Despite the government’s articulated policy and the priority given to infrastructure rehabilitation, road construction is experiencing delays. In 2016, the Prime Minister of Georgia, Giorgi Kvirikashvili, promised to finish the construction of 800 km of roads by 2020. Only 67 km has been finished, according to the Parliamentary debates in Tbilisi. To catch up with the initial plan, the government will have to build over 500 km of highway in the next year. This seems to be an impossible feat, given that so far, the government has only been capable of building an average of 20 km of highway a year.

One of the ways how roads contribute to the economic development is rather straightforward. They provide market access to the population and businesses have access to their desirable markets abroad or within the country. To be more precise, it gives access to the seaports for cargo transportation and to the airports to provide travel and tourism opportunities.

People were aware of the benefits of the roads even before Christ was born. The Middle East to India trade route “Royal Road” became a backbone of the Persian Civilisation; it is one of the oldest, well-documented highways in human history and dates back to the 5th century BC. Romans perfected them. Their roads became the eponyms of modern highways. Romans pioneered a concept of bypassing less important towns and ignoring the geographical barriers overcoming them through architectural solutions to achieve the shortest connections. Romans constructed the first road covering 200 km in 312 BC, and after that, they managed to build 120,000 km.

Next fame to the roads was brought by the Chinese, when in 130 BC, Han officially opened trade with the west. Since that time, until its role diminished, the Silk Road was the largest interconnected road infrastructure in the world. Georgia was among the beneficiaries of the Silk Road. Mtskheta, and later Tbilisi, was a trade and transport hub of regional importance and connected to the greater Silk Road corridors passing through the South Caucasus.

Nowadays, the role of a highway is far more than it was in ancient times. It not only allows for trade; the World Bank examined the population density of Georgia in its “Economic Role of Major Cities”. It concluded that “population density is highest in municipalities through which the East-West highway runs. Most of these areas have density exceeding the national average of 78 people per square km. While this is not particularly dense, many municipalities have densities of less than 50, with 10 municipalities having less than 20”. Poor connectivity is one of the reasons why some parts of Georgia, especially in the mountainous, are becoming depopulated.

Roads are necessary to develop for any part of economy. No enterprise or particular geographic location can succeed without roads.
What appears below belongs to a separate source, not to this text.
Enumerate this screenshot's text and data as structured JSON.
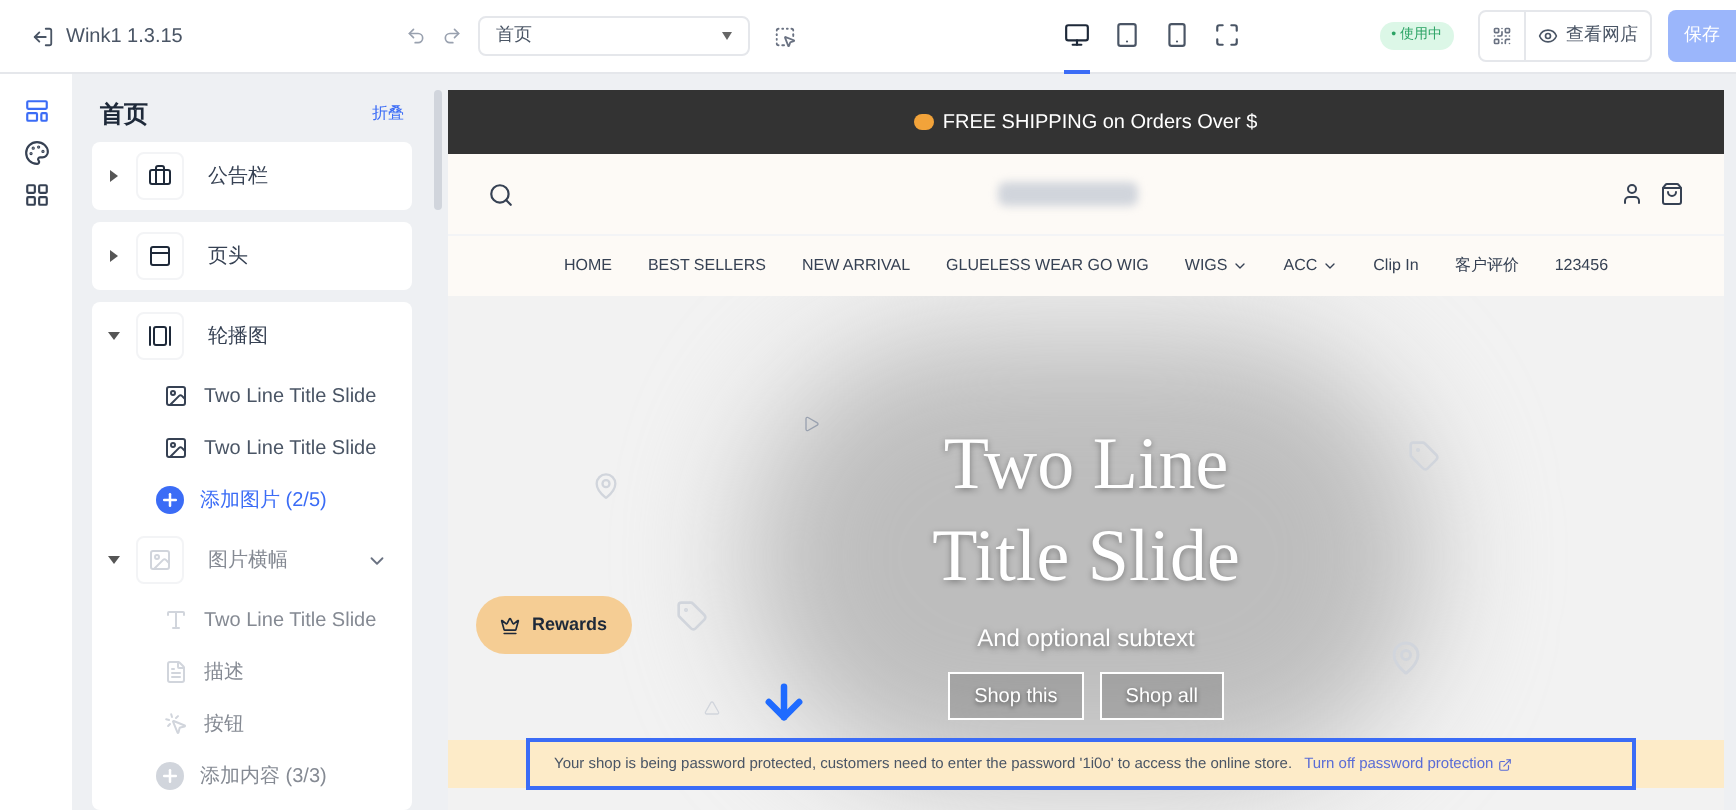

Better roads make it easier to connect. It makes connecting cheaper; logistical costs are lower in countries with developed infrastructure, therefore making commerce more profitable. Transportation routes are chosen by pragmatic considerations due to their quality and duration; better quality and more direct routes attract more goods and people, and that is what Georgia needs to urgently pursue.

Kaha Baindurashvili is a research fellow at the New Europe College in Bucharest and the Former Minister of Finance of Georgia (2009-2011). He writes for different publications and covers political economic issues in the Eastern Europe and Central Asian region. 

, , ,


Terms of Use | Cookie policy | Copyryight 2024 Kolegium Europy Wschodniej im. Jana Nowaka-Jeziorańskiego 31-153 Kraków
Agencja digital: hauerpower studio krakow.